Data entries:
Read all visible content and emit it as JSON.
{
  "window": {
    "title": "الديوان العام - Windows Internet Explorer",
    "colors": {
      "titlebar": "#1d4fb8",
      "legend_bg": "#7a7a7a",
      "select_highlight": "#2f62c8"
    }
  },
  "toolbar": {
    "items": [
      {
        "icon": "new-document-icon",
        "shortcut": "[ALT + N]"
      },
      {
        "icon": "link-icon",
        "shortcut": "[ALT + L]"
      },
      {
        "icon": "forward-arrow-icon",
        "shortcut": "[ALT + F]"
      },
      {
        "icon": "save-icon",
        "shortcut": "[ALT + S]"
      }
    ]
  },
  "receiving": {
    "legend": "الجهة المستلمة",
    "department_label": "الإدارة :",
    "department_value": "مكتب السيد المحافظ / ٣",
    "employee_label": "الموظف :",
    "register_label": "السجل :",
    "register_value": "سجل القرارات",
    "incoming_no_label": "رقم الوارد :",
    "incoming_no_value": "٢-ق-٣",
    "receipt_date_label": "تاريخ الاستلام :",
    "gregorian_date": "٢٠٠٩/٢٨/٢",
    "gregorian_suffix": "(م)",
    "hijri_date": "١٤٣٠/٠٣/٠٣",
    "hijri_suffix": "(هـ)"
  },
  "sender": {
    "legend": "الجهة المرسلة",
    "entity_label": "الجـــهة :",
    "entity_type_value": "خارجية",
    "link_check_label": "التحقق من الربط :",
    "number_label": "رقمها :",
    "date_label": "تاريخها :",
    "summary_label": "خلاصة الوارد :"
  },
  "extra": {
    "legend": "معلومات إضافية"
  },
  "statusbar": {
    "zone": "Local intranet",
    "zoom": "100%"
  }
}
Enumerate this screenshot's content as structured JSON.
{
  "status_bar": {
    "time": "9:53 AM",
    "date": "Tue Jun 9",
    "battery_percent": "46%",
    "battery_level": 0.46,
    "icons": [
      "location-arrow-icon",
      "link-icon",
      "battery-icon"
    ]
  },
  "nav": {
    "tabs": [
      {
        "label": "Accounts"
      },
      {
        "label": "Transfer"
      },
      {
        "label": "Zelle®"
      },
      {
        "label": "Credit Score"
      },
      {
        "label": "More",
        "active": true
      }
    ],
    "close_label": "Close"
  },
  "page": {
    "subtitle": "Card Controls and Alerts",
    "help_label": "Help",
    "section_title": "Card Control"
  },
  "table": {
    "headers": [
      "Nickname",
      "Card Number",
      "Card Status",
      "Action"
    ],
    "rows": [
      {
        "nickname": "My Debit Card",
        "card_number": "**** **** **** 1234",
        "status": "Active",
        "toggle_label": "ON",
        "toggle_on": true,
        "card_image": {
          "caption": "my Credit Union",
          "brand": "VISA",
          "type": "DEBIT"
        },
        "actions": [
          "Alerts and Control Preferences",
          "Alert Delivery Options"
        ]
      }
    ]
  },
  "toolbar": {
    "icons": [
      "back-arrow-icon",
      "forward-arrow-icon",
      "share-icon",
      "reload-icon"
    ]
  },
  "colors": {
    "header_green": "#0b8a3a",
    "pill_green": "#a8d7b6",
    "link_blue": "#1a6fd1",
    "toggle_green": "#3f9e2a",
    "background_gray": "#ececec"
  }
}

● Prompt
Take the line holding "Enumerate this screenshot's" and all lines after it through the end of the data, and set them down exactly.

● Answer to the exercise
Enumerate this screenshot's content as structured JSON.
{
  "status_bar": {
    "time": "9:53 AM",
    "date": "Tue Jun 9",
    "battery_percent": "46%",
    "battery_level": 0.46,
    "icons": [
      "location-arrow-icon",
      "link-icon",
      "battery-icon"
    ]
  },
  "nav": {
    "tabs": [
      {
        "label": "Accounts"
      },
      {
        "label": "Transfer"
      },
      {
        "label": "Zelle®"
      },
      {
        "label": "Credit Score"
      },
      {
        "label": "More",
        "active": true
      }
    ],
    "close_label": "Close"
  },
  "page": {
    "subtitle": "Card Controls and Alerts",
    "help_label": "Help",
    "section_title": "Card Control"
  },
  "table": {
    "headers": [
      "Nickname",
      "Card Number",
      "Card Status",
      "Action"
    ],
    "rows": [
      {
        "nickname": "My Debit Card",
        "card_number": "**** **** **** 1234",
        "status": "Active",
        "toggle_label": "ON",
        "toggle_on": true,
        "card_image": {
          "caption": "my Credit Union",
          "brand": "VISA",
          "type": "DEBIT"
        },
        "actions": [
          "Alerts and Control Preferences",
          "Alert Delivery Options"
        ]
      }
    ]
  },
  "toolbar": {
    "icons": [
      "back-arrow-icon",
      "forward-arrow-icon",
      "share-icon",
      "reload-icon"
    ]
  },
  "colors": {
    "header_green": "#0b8a3a",
    "pill_green": "#a8d7b6",
    "link_blue": "#1a6fd1",
    "toggle_green": "#3f9e2a",
    "background_gray": "#ececec"
  }
}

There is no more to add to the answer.